Kellie Pickler is running late. Not just a little, but almost miss-the-flight late.
“I’m heading out to Las Vegas for the (Academy of Country Music Awards),” she says while scurrying around her house. “I always do this to myself, but I always end up getting there somehow.”
Pickler has been busy with shows promoting her album “100 Proof,” which was released on Jan. 24. The album debuted in the upper echelon of the Billboard Top 200 Album charts and has spawned two hit singles for the country star.
Despite all of her success, Pickler remains an easy and relaxed country girl.
“I don’t feel like anything is really that different from six years ago,” she says. “I still surround myself with the people I grew up with. I travel a lot more for my job, but I’m still trying to make the best music that I can make.”
Since appearing on “American Idol” in 2005, Pickler has become part of country music’s newest generation of singers. She placed sixth during that season, which featured contestants Chris Daughtry, Katharine McPhee, Ace Young and Elliott Yamin.
WHEN: 7 p.m. Thursday, April 12
WHERE: Hard Rock Hotel & Casino Albuquerque, 11000 Broadway SE
HOW MUCH: $25-$40 at www.holdmyticket.com or 886-1251
Since then, she’s released three albums – her previous albums “Small Town Girl” and “Kellie Pickler” were certified platinum – and has worked on a couple projects in TV and film. But music is what she loves most.

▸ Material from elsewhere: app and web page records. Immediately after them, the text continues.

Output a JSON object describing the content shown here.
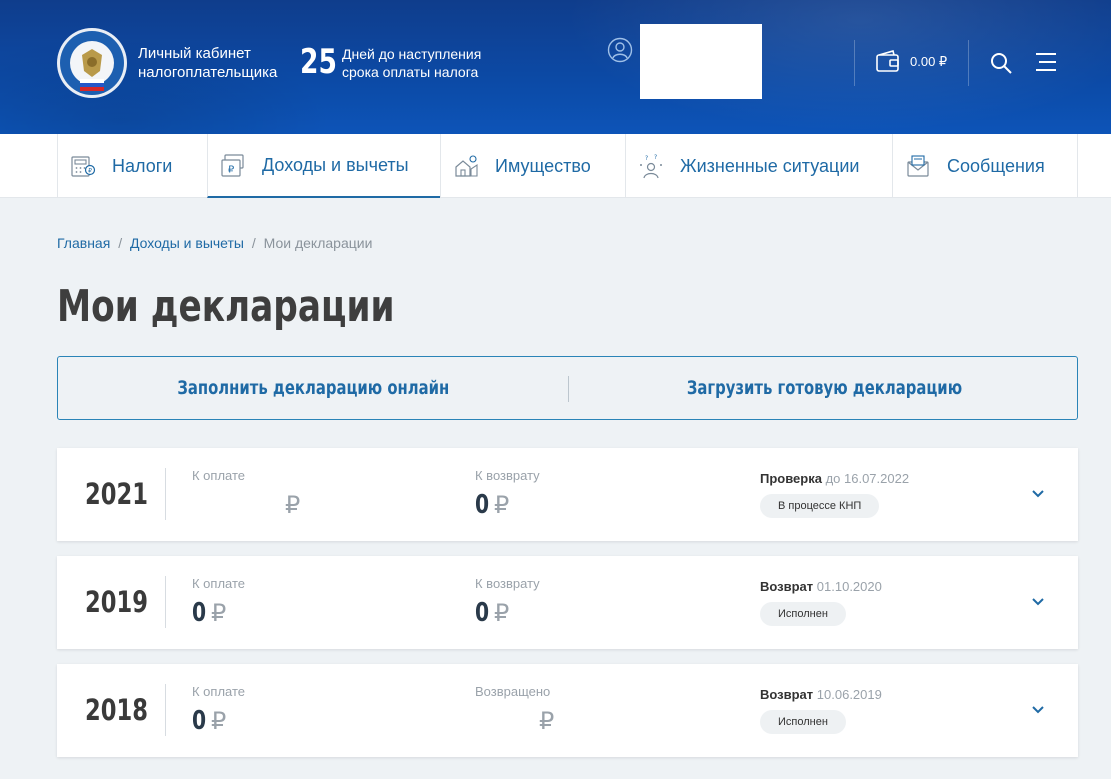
{
  "header": {
    "cabinet_title_line1": "Личный кабинет",
    "cabinet_title_line2": "налогоплательщика",
    "days_count": "25",
    "days_text_line1": "Дней до наступления",
    "days_text_line2": "срока оплаты налога",
    "balance": "0.00 ₽",
    "colors": {
      "header_bg": "#0c4aa6",
      "accent": "#1f6aa5"
    }
  },
  "nav": {
    "items": [
      {
        "label": "Налоги",
        "icon": "calculator-icon",
        "active": false
      },
      {
        "label": "Доходы и вычеты",
        "icon": "ruble-documents-icon",
        "active": true
      },
      {
        "label": "Имущество",
        "icon": "property-icon",
        "active": false
      },
      {
        "label": "Жизненные ситуации",
        "icon": "person-ideas-icon",
        "active": false
      },
      {
        "label": "Сообщения",
        "icon": "envelope-icon",
        "active": false
      }
    ]
  },
  "breadcrumb": {
    "items": [
      "Главная",
      "Доходы и вычеты",
      "Мои декларации"
    ],
    "separator": "/"
  },
  "page": {
    "title": "Мои декларации"
  },
  "actions": {
    "fill_online": "Заполнить декларацию онлайн",
    "upload_ready": "Загрузить готовую декларацию"
  },
  "declarations": [
    {
      "year": "2021",
      "left_label": "К оплате",
      "left_amount": "",
      "right_label": "К возврату",
      "right_amount": "0",
      "currency": "₽",
      "status_title": "Проверка",
      "status_date": "до 16.07.2022",
      "badge": "В процессе КНП"
    },
    {
      "year": "2019",
      "left_label": "К оплате",
      "left_amount": "0",
      "right_label": "К возврату",
      "right_amount": "0",
      "currency": "₽",
      "status_title": "Возврат",
      "status_date": "01.10.2020",
      "badge": "Исполнен"
    },
    {
      "year": "2018",
      "left_label": "К оплате",
      "left_amount": "0",
      "right_label": "Возвращено",
      "right_amount": "",
      "currency": "₽",
      "status_title": "Возврат",
      "status_date": "10.06.2019",
      "badge": "Исполнен"
    }
  ]
}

“I don’t think I understood the impact that my music would have on others,” she says. “I can listen to someone else’s song and have an impact, but I never realized that my songs could do that until I wrote ‘I Wonder.’ That song touched so many of my fans that I was overwhelmed when I would sing it.”
“I Wonder” was Pickler’s first try at writing from personal experience and she now often draws from those experiences for her new music. On her current album, she co-wrote more than half of the 11 tracks. She even shared writing credit on “Mother’s Day” with her husband, Kyle Jacobs.
“My husband and I wrote that song on Mother’s Day in 2010,” she says. “I didn’t write it for anyone else and it just found its way on the album. Writing the song gave me closure on that day.”
Pickler says she started writing songs for “100 Proof” nearly two years ago and that the process was a long one. There plenty of songs that were cut because they didn’t complete the book of songs that she was looking to record.
“Not many people understand how difficult it is to get a group of songs that go together well,” she explains. “It’s a process that is thought out. You have to realize that once an album is put out, it’s out for everyone to pick apart. You have to be OK with the fact that not everyone is going to like it, but remember that the ones that do will support you.”